Just as your gas mileage will vary depending on how far you drive and how efficiently you drive, so will the life of your brake pads (or linings). For further info, the brake pad is the material that gets pressed against a metal disc or drum (i.e. brake rotor) to stop your vehicle.
Brake pads generally need to be replaced after every 75,000 kilometres driven, on average. However, some brake pads need to be replaced after 25,000 kilometres, while others can last for 40,000 kilometres. To get a more accurate number for your car’s specific needs, consult your car’s manual. However, there are other indicators that can also tell you that your brake pads are on their last leg:
- Clicking, grinding, squeaking, or screeching noise when you apply the brakes.
- Vibration in the steering wheel.
- Brake or low brake pad warning light is on.
- Brake pedal is lower than normal.
- Brake pads appear too thin.
- The car is pulling to one side when applying the brakes.
Some further tips:
- Whenever the tires are getting rotated or the oil is getting changed, have the mechanic take a look at the brake pads to see the level of thickness. It’s very simple for them.
- Brake pads have small metal hairs at the very bottom to let the driver know when they are about to run out of grippy material. Replace any brake pad making a metallic scraping noise immediately.
- If braking becomes jittery, then the rotors may be warped. In this situation you can either clean or grind down the surface of the rotor in order to make it flat again. However, it is easier and safer to just replace the brake rotor completely.
- Generally, if the brakes look worn out or start losing performance, they should be replaced.

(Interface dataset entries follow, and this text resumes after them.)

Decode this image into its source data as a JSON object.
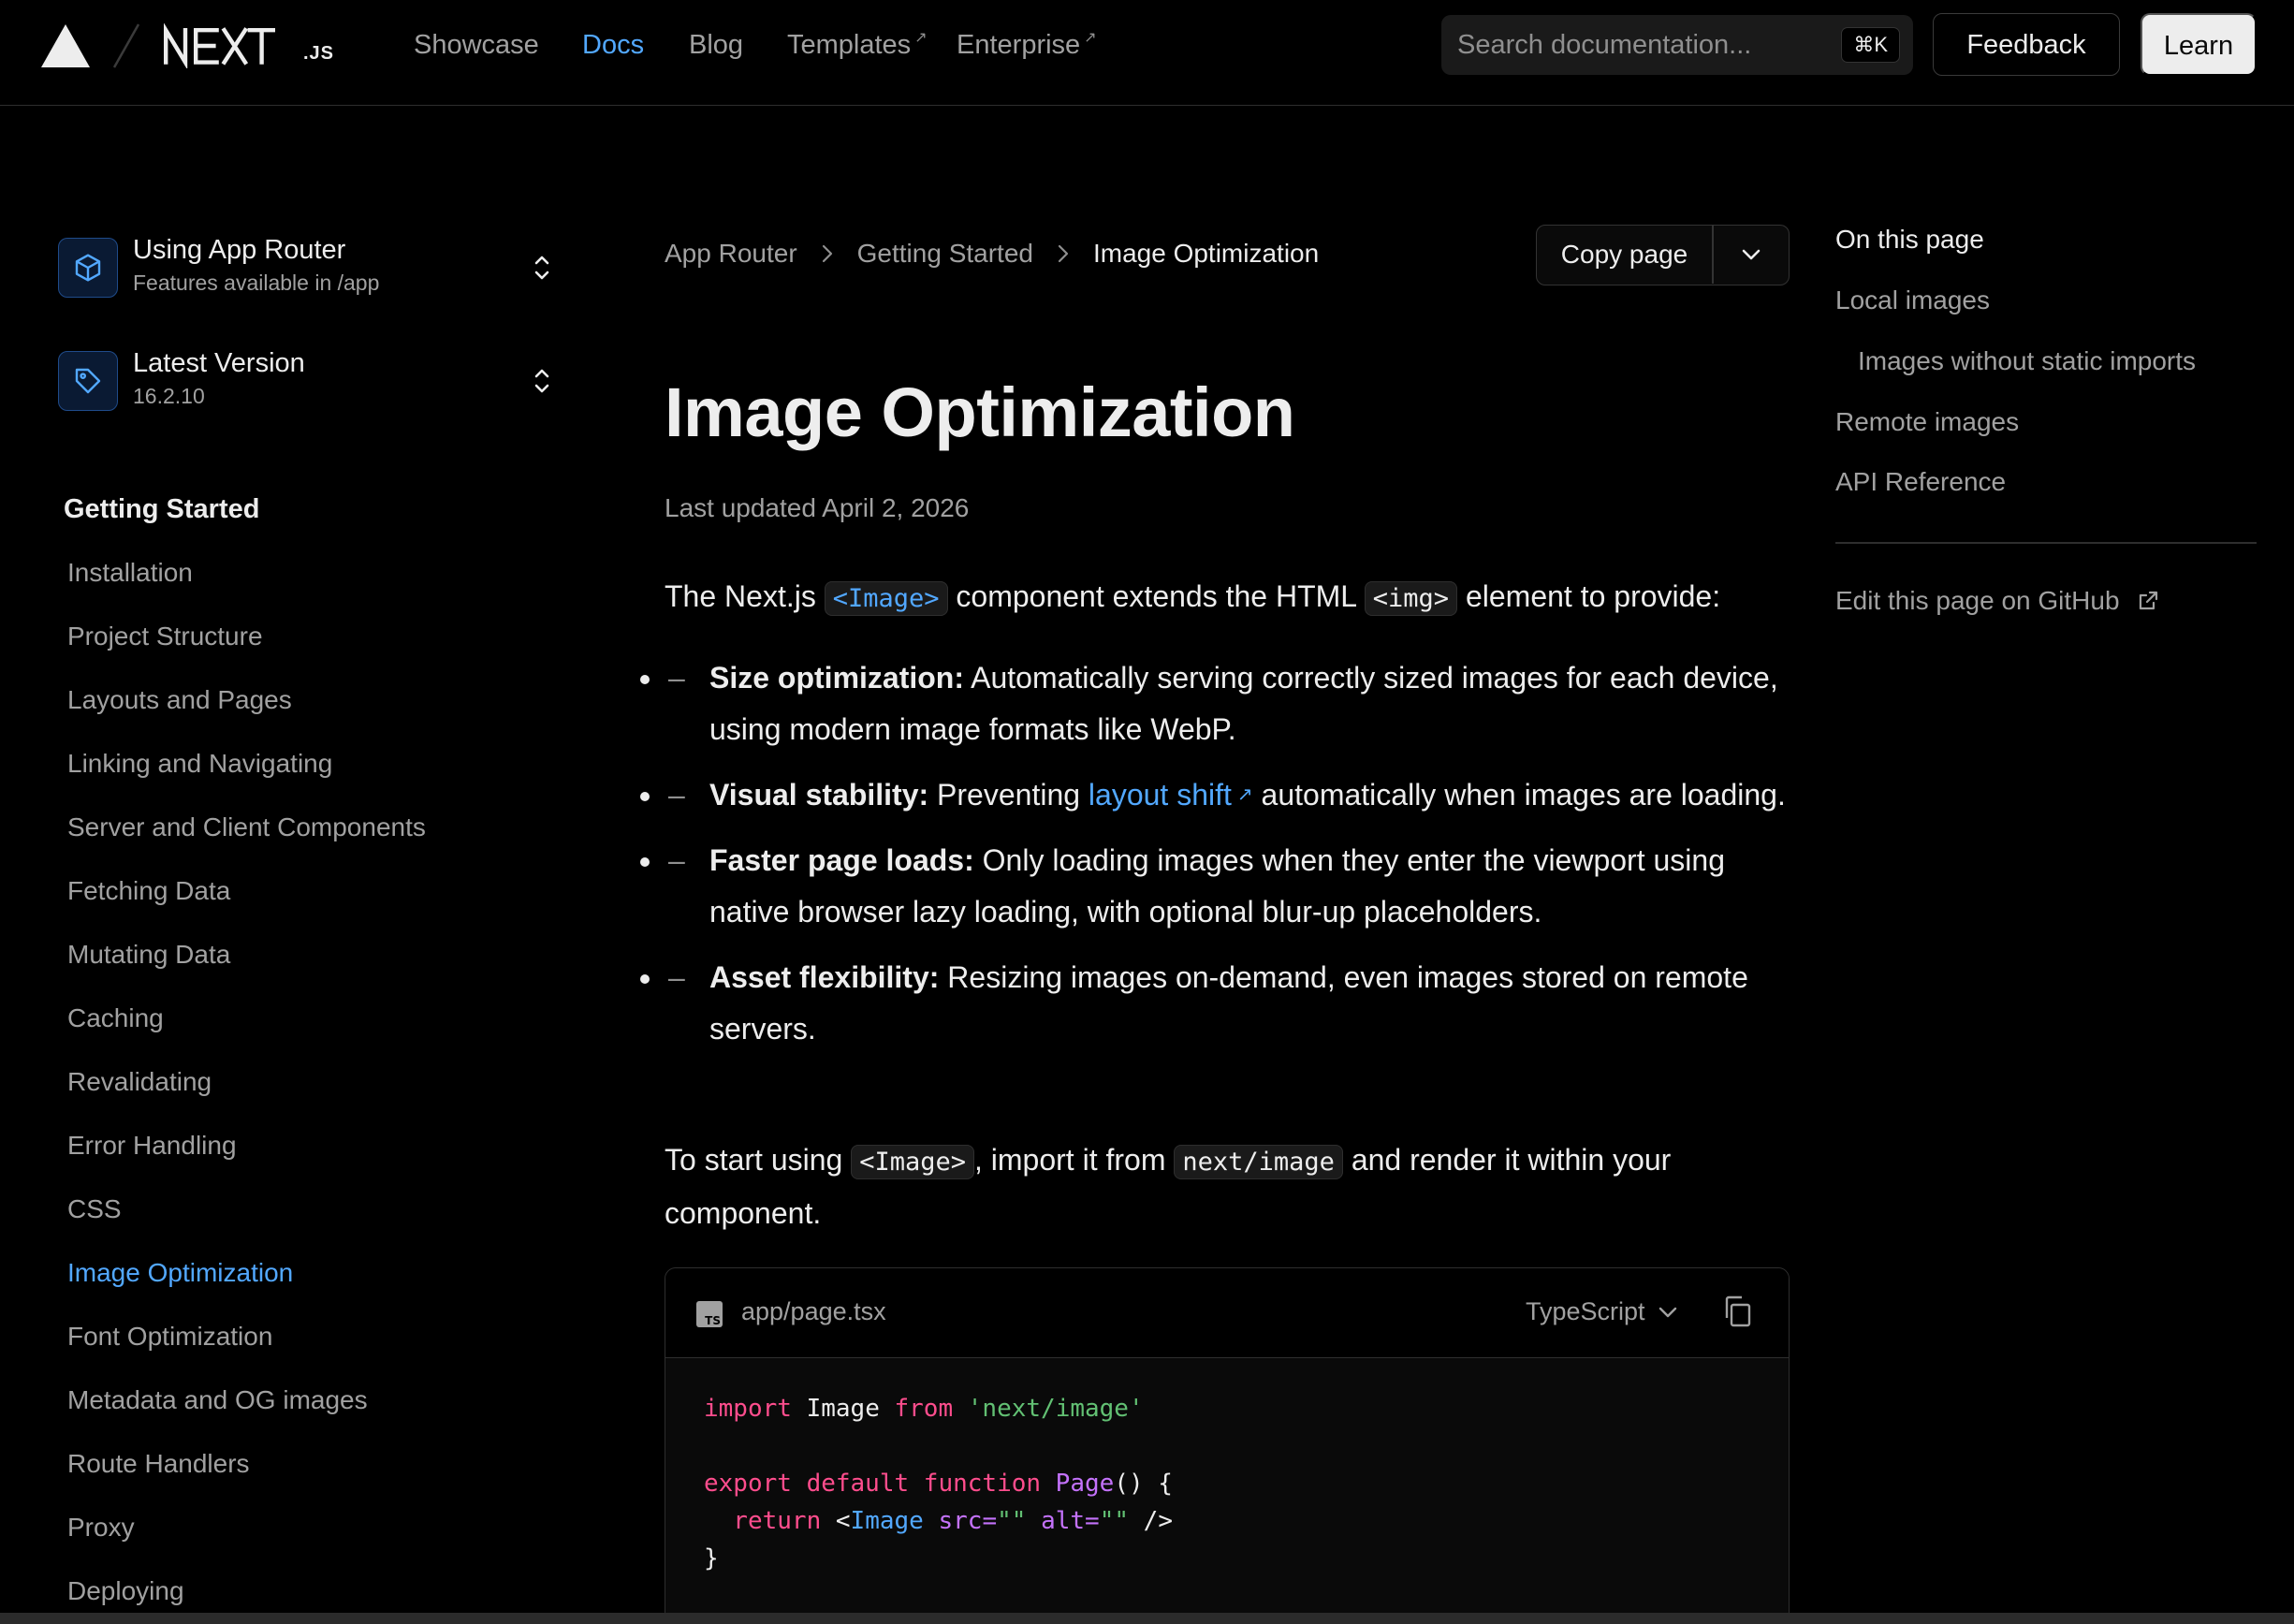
{
  "nav": {
    "links": [
      {
        "label": "Showcase",
        "external": false
      },
      {
        "label": "Docs",
        "external": false
      },
      {
        "label": "Blog",
        "external": false
      },
      {
        "label": "Templates",
        "external": true
      },
      {
        "label": "Enterprise",
        "external": true
      }
    ],
    "active": "Docs",
    "external_glyph": "↗",
    "search_placeholder": "Search documentation...",
    "search_shortcut": "⌘K",
    "feedback_label": "Feedback",
    "learn_label": "Learn",
    "logo_suffix": ".JS"
  },
  "sidebar": {
    "router_selector": {
      "title": "Using App Router",
      "subtitle": "Features available in /app",
      "icon": "cube-icon"
    },
    "version_selector": {
      "title": "Latest Version",
      "subtitle": "16.2.10",
      "icon": "tag-icon"
    },
    "section_heading": "Getting Started",
    "items": [
      {
        "label": "Installation"
      },
      {
        "label": "Project Structure"
      },
      {
        "label": "Layouts and Pages"
      },
      {
        "label": "Linking and Navigating"
      },
      {
        "label": "Server and Client Components"
      },
      {
        "label": "Fetching Data"
      },
      {
        "label": "Mutating Data"
      },
      {
        "label": "Caching"
      },
      {
        "label": "Revalidating"
      },
      {
        "label": "Error Handling"
      },
      {
        "label": "CSS"
      },
      {
        "label": "Image Optimization",
        "active": true
      },
      {
        "label": "Font Optimization"
      },
      {
        "label": "Metadata and OG images"
      },
      {
        "label": "Route Handlers"
      },
      {
        "label": "Proxy"
      },
      {
        "label": "Deploying"
      }
    ]
  },
  "breadcrumb": [
    "App Router",
    "Getting Started",
    "Image Optimization"
  ],
  "copy_page_label": "Copy page",
  "main": {
    "title": "Image Optimization",
    "updated": "Last updated April 2, 2026",
    "intro": {
      "t1": "The Next.js ",
      "c1": "<Image>",
      "t2": " component extends the HTML ",
      "c2": "<img>",
      "t3": " element to provide:"
    },
    "bullets": [
      {
        "bold": "Size optimization:",
        "text": " Automatically serving correctly sized images for each device, using modern image formats like WebP."
      },
      {
        "bold": "Visual stability:",
        "pre": " Preventing ",
        "link": "layout shift",
        "post": " automatically when images are loading."
      },
      {
        "bold": "Faster page loads:",
        "text": " Only loading images when they enter the viewport using native browser lazy loading, with optional blur-up placeholders."
      },
      {
        "bold": "Asset flexibility:",
        "text": " Resizing images on-demand, even images stored on remote servers."
      }
    ],
    "bullet_dash": "–",
    "start": {
      "t1": "To start using ",
      "c1": "<Image>",
      "t2": ", import it from ",
      "c2": "next/image",
      "t3": " and render it within your component."
    },
    "code": {
      "filename": "app/page.tsx",
      "language": "TypeScript",
      "file_badge": "TS",
      "line1": {
        "kw": "import",
        "name": " Image ",
        "kw2": "from",
        "str": " 'next/image'"
      },
      "line2": {
        "kw": "export default function",
        "fn": " Page",
        "rest": "() {"
      },
      "line3": {
        "kw": "  return",
        "lt": " <",
        "tag": "Image",
        "attr1": " src=",
        "v1": "\"\"",
        "attr2": " alt=",
        "v2": "\"\"",
        "end": " />"
      },
      "line4": "}"
    }
  },
  "toc": {
    "title": "On this page",
    "items": [
      "Local images",
      "Images without static imports",
      "Remote images",
      "API Reference"
    ],
    "edit_label": "Edit this page on GitHub"
  },
  "colors": {
    "accent": "#52a8ff",
    "background": "#000000",
    "text": "#ededed",
    "muted": "#a1a1a1"
  }
}
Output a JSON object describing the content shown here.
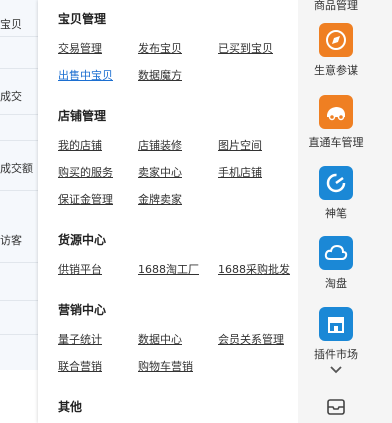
{
  "left_table": {
    "cells": [
      "宝贝",
      "成交",
      "成交额",
      "访客"
    ]
  },
  "menu": {
    "sections": [
      {
        "title": "宝贝管理",
        "links": [
          "交易管理",
          "发布宝贝",
          "已买到宝贝",
          "出售中宝贝",
          "数据魔方"
        ]
      },
      {
        "title": "店铺管理",
        "links": [
          "我的店铺",
          "店铺装修",
          "图片空间",
          "购买的服务",
          "卖家中心",
          "手机店铺",
          "保证金管理",
          "金牌卖家"
        ]
      },
      {
        "title": "货源中心",
        "links": [
          "供销平台",
          "1688淘工厂",
          "1688采购批发"
        ]
      },
      {
        "title": "营销中心",
        "links": [
          "量子统计",
          "数据中心",
          "会员关系管理",
          "联合营销",
          "购物车营销"
        ]
      },
      {
        "title": "其他",
        "links": []
      }
    ],
    "active_link": "出售中宝贝"
  },
  "sidebar": {
    "top_label": "商品管理",
    "tools": [
      {
        "label": "生意参谋",
        "icon": "compass-icon",
        "color": "#ef7f22"
      },
      {
        "label": "直通车管理",
        "icon": "car-icon",
        "color": "#ef7f22"
      },
      {
        "label": "神笔",
        "icon": "pen-icon",
        "color": "#1b88d6"
      },
      {
        "label": "淘盘",
        "icon": "cloud-icon",
        "color": "#1b88d6"
      },
      {
        "label": "插件市场",
        "icon": "store-icon",
        "color": "#1b88d6"
      }
    ],
    "more_icon": "chevron-down-icon",
    "bottom_icon": "tray-icon"
  },
  "colors": {
    "active_link": "#1c6fd1",
    "orange": "#ef7f22",
    "blue": "#1b88d6"
  }
}
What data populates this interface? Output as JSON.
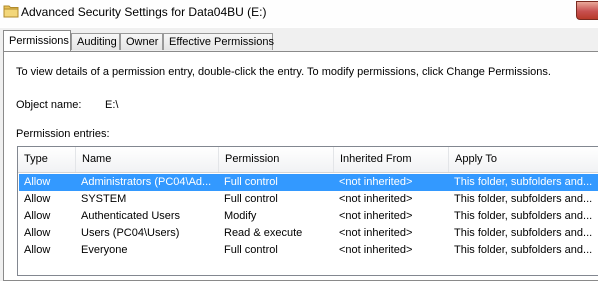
{
  "window": {
    "title": "Advanced Security Settings for Data04BU (E:)"
  },
  "tabs": [
    {
      "label": "Permissions",
      "active": true
    },
    {
      "label": "Auditing",
      "active": false
    },
    {
      "label": "Owner",
      "active": false
    },
    {
      "label": "Effective Permissions",
      "active": false
    }
  ],
  "permissions": {
    "hint": "To view details of a permission entry, double-click the entry. To modify permissions, click Change Permissions.",
    "object_name_label": "Object name:",
    "object_name_value": "E:\\",
    "entries_label": "Permission entries:",
    "columns": [
      "Type",
      "Name",
      "Permission",
      "Inherited From",
      "Apply To"
    ],
    "rows": [
      {
        "type": "Allow",
        "name": "Administrators (PC04\\Ad...",
        "permission": "Full control",
        "inherited": "<not inherited>",
        "apply": "This folder, subfolders and...",
        "selected": true
      },
      {
        "type": "Allow",
        "name": "SYSTEM",
        "permission": "Full control",
        "inherited": "<not inherited>",
        "apply": "This folder, subfolders and...",
        "selected": false
      },
      {
        "type": "Allow",
        "name": "Authenticated Users",
        "permission": "Modify",
        "inherited": "<not inherited>",
        "apply": "This folder, subfolders and...",
        "selected": false
      },
      {
        "type": "Allow",
        "name": "Users (PC04\\Users)",
        "permission": "Read & execute",
        "inherited": "<not inherited>",
        "apply": "This folder, subfolders and...",
        "selected": false
      },
      {
        "type": "Allow",
        "name": "Everyone",
        "permission": "Full control",
        "inherited": "<not inherited>",
        "apply": "This folder, subfolders and...",
        "selected": false
      }
    ]
  },
  "colors": {
    "selection": "#3399ff",
    "close_button": "#c75050"
  }
}
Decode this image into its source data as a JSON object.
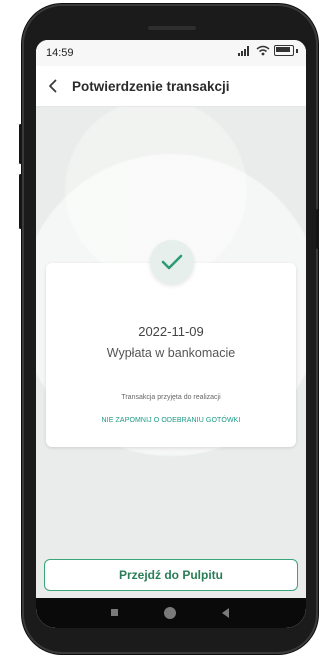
{
  "status_bar": {
    "time": "14:59",
    "icons": [
      "signal-icon",
      "wifi-icon",
      "battery-icon"
    ]
  },
  "header": {
    "back_icon": "chevron-left-icon",
    "title": "Potwierdzenie transakcji"
  },
  "confirmation": {
    "icon": "checkmark-icon",
    "date": "2022-11-09",
    "description": "Wypłata w bankomacie",
    "status_note": "Transakcja przyjęta do realizacji",
    "reminder": "NIE ZAPOMNIJ O ODEBRANIU GOTÓWKI"
  },
  "actions": {
    "dashboard_button": "Przejdź do Pulpitu"
  },
  "nav_bar": {
    "icons": [
      "recent-apps-icon",
      "home-icon",
      "back-icon"
    ]
  },
  "colors": {
    "accent": "#2a7d57",
    "reminder": "#1a9a84",
    "check": "#2e9a73"
  }
}
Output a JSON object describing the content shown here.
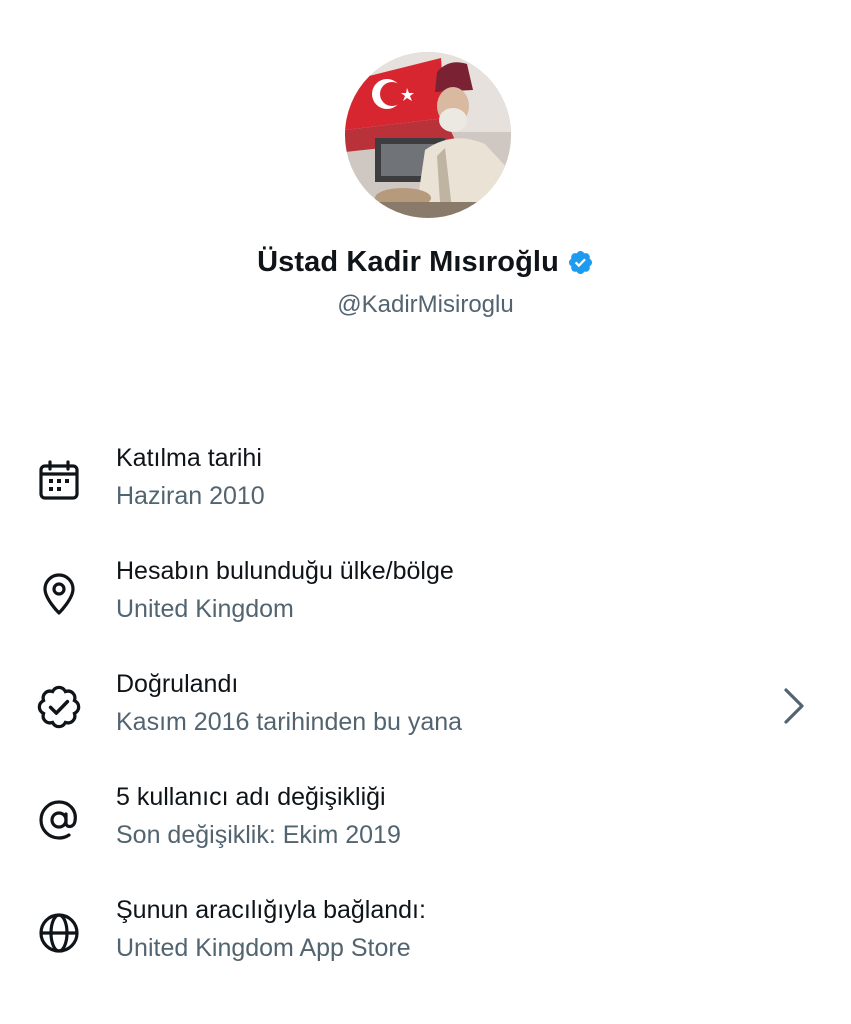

If there are any unusual noises or sparks coming from the brakes, you can have them inspected by a Townside mechanic right away or drop by ask us anytime.
Good, functional brakes are the key to safe, predictable braking and safe driving.